Educational Psychology, Department of

 

Date of this Version

2014

Citation

Published in Journal of Early Adolescence (2014), 27 pp.; doi: 10.1177/0272431613511330

Comments

Copyright © 2013 Kathleen Moritz Rudasill, Kate Niehaus, Lisa J. Crockett, and Christopher R. Rakes; published by Sage Publications. Used by permission.

Abstract

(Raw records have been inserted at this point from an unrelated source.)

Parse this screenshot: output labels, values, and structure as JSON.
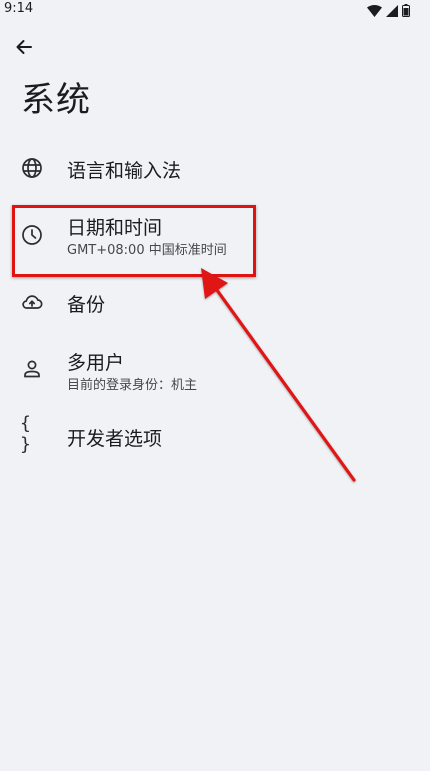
{
  "status": {
    "time": "9:14"
  },
  "page": {
    "title": "系统"
  },
  "items": [
    {
      "title": "语言和输入法",
      "icon": "globe-icon"
    },
    {
      "title": "日期和时间",
      "subtitle": "GMT+08:00 中国标准时间",
      "icon": "clock-icon"
    },
    {
      "title": "备份",
      "icon": "cloud-upload-icon"
    },
    {
      "title": "多用户",
      "subtitle": "目前的登录身份：机主",
      "icon": "person-icon"
    },
    {
      "title": "开发者选项",
      "icon": "braces-icon",
      "icon_text": "{ }"
    }
  ],
  "annotation": {
    "color": "#e01313"
  }
}
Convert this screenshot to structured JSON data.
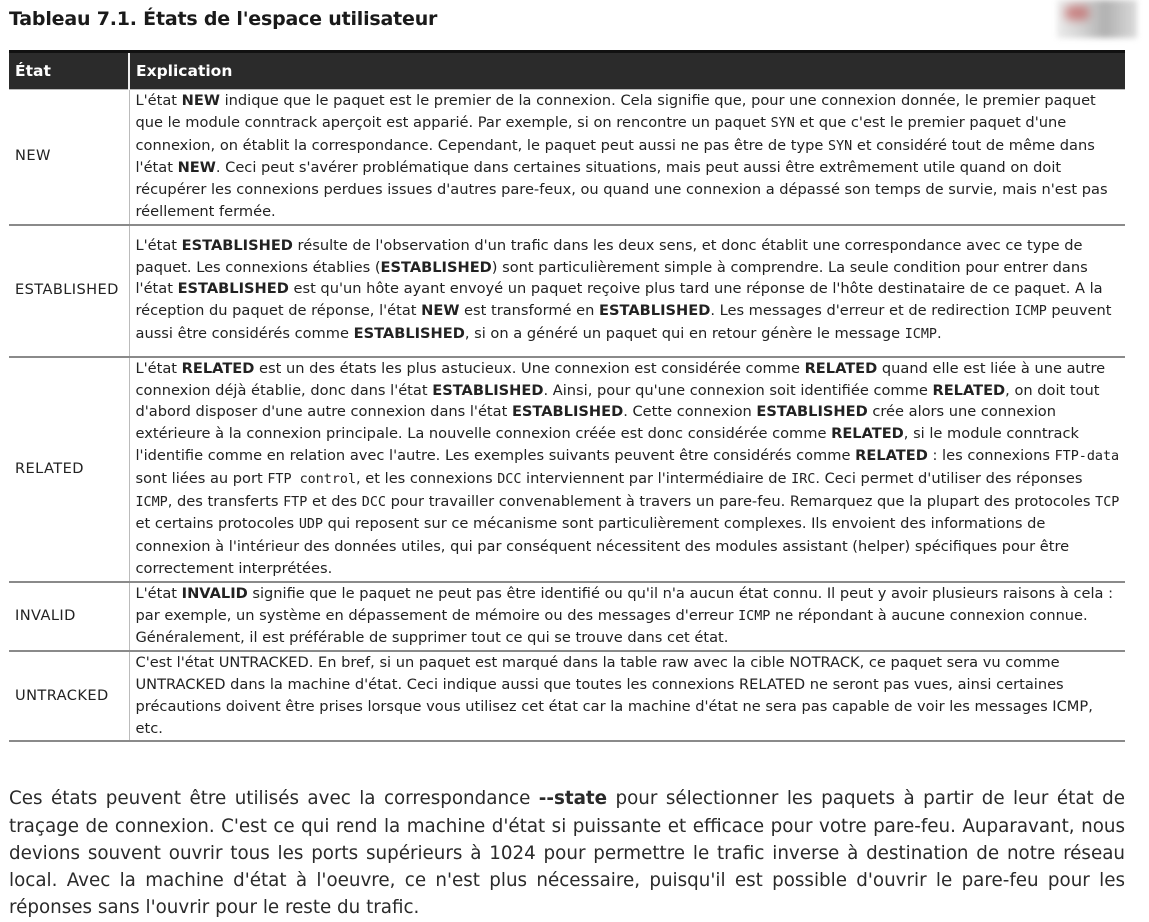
{
  "title": "Tableau 7.1. États de l'espace utilisateur",
  "table": {
    "headers": [
      "État",
      "Explication"
    ],
    "rows": [
      {
        "state": "NEW",
        "explanation": [
          {
            "t": "L'état "
          },
          {
            "b": "NEW"
          },
          {
            "t": " indique que le paquet est le premier de la connexion. Cela signifie que, pour une connexion donnée, le premier paquet que le module conntrack aperçoit est apparié. Par exemple, si on rencontre un paquet "
          },
          {
            "m": "SYN"
          },
          {
            "t": " et que c'est le premier paquet d'une connexion, on établit la correspondance. Cependant, le paquet peut aussi ne pas être de type "
          },
          {
            "m": "SYN"
          },
          {
            "t": " et considéré tout de même dans l'état "
          },
          {
            "b": "NEW"
          },
          {
            "t": ". Ceci peut s'avérer problématique dans certaines situations, mais peut aussi être extrêmement utile quand on doit récupérer les connexions perdues issues d'autres pare-feux, ou quand une connexion a dépassé son temps de survie, mais n'est pas réellement fermée."
          }
        ]
      },
      {
        "state": "ESTABLISHED",
        "explanation": [
          {
            "t": "L'état "
          },
          {
            "b": "ESTABLISHED"
          },
          {
            "t": " résulte de l'observation d'un trafic dans les deux sens, et donc établit une correspondance avec ce type de paquet. Les connexions établies ("
          },
          {
            "b": "ESTABLISHED"
          },
          {
            "t": ") sont particulièrement simple à comprendre. La seule condition pour entrer dans l'état "
          },
          {
            "b": "ESTABLISHED"
          },
          {
            "t": " est qu'un hôte ayant envoyé un paquet reçoive plus tard une réponse de l'hôte destinataire de ce paquet. A la réception du paquet de réponse, l'état "
          },
          {
            "b": "NEW"
          },
          {
            "t": " est transformé en "
          },
          {
            "b": "ESTABLISHED"
          },
          {
            "t": ". Les messages d'erreur et de redirection "
          },
          {
            "m": "ICMP"
          },
          {
            "t": " peuvent aussi être considérés comme "
          },
          {
            "b": "ESTABLISHED"
          },
          {
            "t": ", si on a généré un paquet qui en retour génère le message "
          },
          {
            "m": "ICMP"
          },
          {
            "t": "."
          }
        ]
      },
      {
        "state": "RELATED",
        "explanation": [
          {
            "t": "L'état "
          },
          {
            "b": "RELATED"
          },
          {
            "t": " est un des états les plus astucieux. Une connexion est considérée comme "
          },
          {
            "b": "RELATED"
          },
          {
            "t": " quand elle est liée à une autre connexion déjà établie, donc dans l'état "
          },
          {
            "b": "ESTABLISHED"
          },
          {
            "t": ". Ainsi, pour qu'une connexion soit identifiée comme "
          },
          {
            "b": "RELATED"
          },
          {
            "t": ", on doit tout d'abord disposer d'une autre connexion dans l'état "
          },
          {
            "b": "ESTABLISHED"
          },
          {
            "t": ". Cette connexion "
          },
          {
            "b": "ESTABLISHED"
          },
          {
            "t": " crée alors une connexion extérieure à la connexion principale. La nouvelle connexion créée est donc considérée comme "
          },
          {
            "b": "RELATED"
          },
          {
            "t": ", si le module conntrack l'identifie comme en relation avec l'autre. Les exemples suivants peuvent être considérés comme "
          },
          {
            "b": "RELATED"
          },
          {
            "t": " : les connexions "
          },
          {
            "m": "FTP-data"
          },
          {
            "t": " sont liées au port "
          },
          {
            "m": "FTP control"
          },
          {
            "t": ", et les connexions "
          },
          {
            "m": "DCC"
          },
          {
            "t": " interviennent par l'intermédiaire de "
          },
          {
            "m": "IRC"
          },
          {
            "t": ". Ceci permet d'utiliser des réponses "
          },
          {
            "m": "ICMP"
          },
          {
            "t": ", des transferts "
          },
          {
            "m": "FTP"
          },
          {
            "t": " et des "
          },
          {
            "m": "DCC"
          },
          {
            "t": " pour travailler convenablement à travers un pare-feu. Remarquez que la plupart des protocoles "
          },
          {
            "m": "TCP"
          },
          {
            "t": " et certains protocoles "
          },
          {
            "m": "UDP"
          },
          {
            "t": " qui reposent sur ce mécanisme sont particulièrement complexes. Ils envoient des informations de connexion à l'intérieur des données utiles, qui par conséquent nécessitent des modules assistant (helper) spécifiques pour être correctement interprétées."
          }
        ]
      },
      {
        "state": "INVALID",
        "explanation": [
          {
            "t": "L'état "
          },
          {
            "b": "INVALID"
          },
          {
            "t": " signifie que le paquet ne peut pas être identifié ou qu'il n'a aucun état connu. Il peut y avoir plusieurs raisons à cela : par exemple, un système en dépassement de mémoire ou des messages d'erreur "
          },
          {
            "m": "ICMP"
          },
          {
            "t": " ne répondant à aucune connexion connue. Généralement, il est préférable de supprimer tout ce qui se trouve dans cet état."
          }
        ]
      },
      {
        "state": "UNTRACKED",
        "explanation": [
          {
            "t": "C'est l'état UNTRACKED. En bref, si un paquet est marqué dans la table raw avec la cible NOTRACK, ce paquet sera vu comme UNTRACKED dans la machine d'état. Ceci indique aussi que toutes les connexions RELATED ne seront pas vues, ainsi certaines précautions doivent être prises lorsque vous utilisez cet état car la machine d'état ne sera pas capable de voir les messages ICMP, etc."
          }
        ]
      }
    ]
  },
  "paragraph": [
    {
      "t": "Ces états peuvent être utilisés avec la correspondance "
    },
    {
      "b": "--state"
    },
    {
      "t": " pour sélectionner les paquets à partir de leur état de traçage de connexion. C'est ce qui rend la machine d'état si puissante et efficace pour votre pare-feu. Auparavant, nous devions souvent ouvrir tous les ports supérieurs à 1024 pour permettre le trafic inverse à destination de notre réseau local. Avec la machine d'état à l'oeuvre, ce n'est plus nécessaire, puisqu'il est possible d'ouvrir le pare-feu pour les réponses sans l'ouvrir pour le reste du trafic."
    }
  ]
}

This longitudinal study examined associations between changes in School Connectedness and changes in Affiliation With Deviant Peers among students from high-poverty backgrounds during the year immediately following the transition to middle school. Sixth-graders (N = 328) attending two middle schools in a large school district completed measures of School Connectedness and Affiliation With Deviant Peers at three points across the year. Results from parallel process modeling showed that students’ reports of School Support significantly declined across the school year, School Support and Affiliation With Deviant Peers were negatively associated at the beginning of the school year, and students who reported more declines in School Support were more likely to report growth in Affiliation With Deviant Peers across sixth grade. Gender differences were also found. Findings suggest that School Connectedness may be important for high-poverty students following the transition to middle school.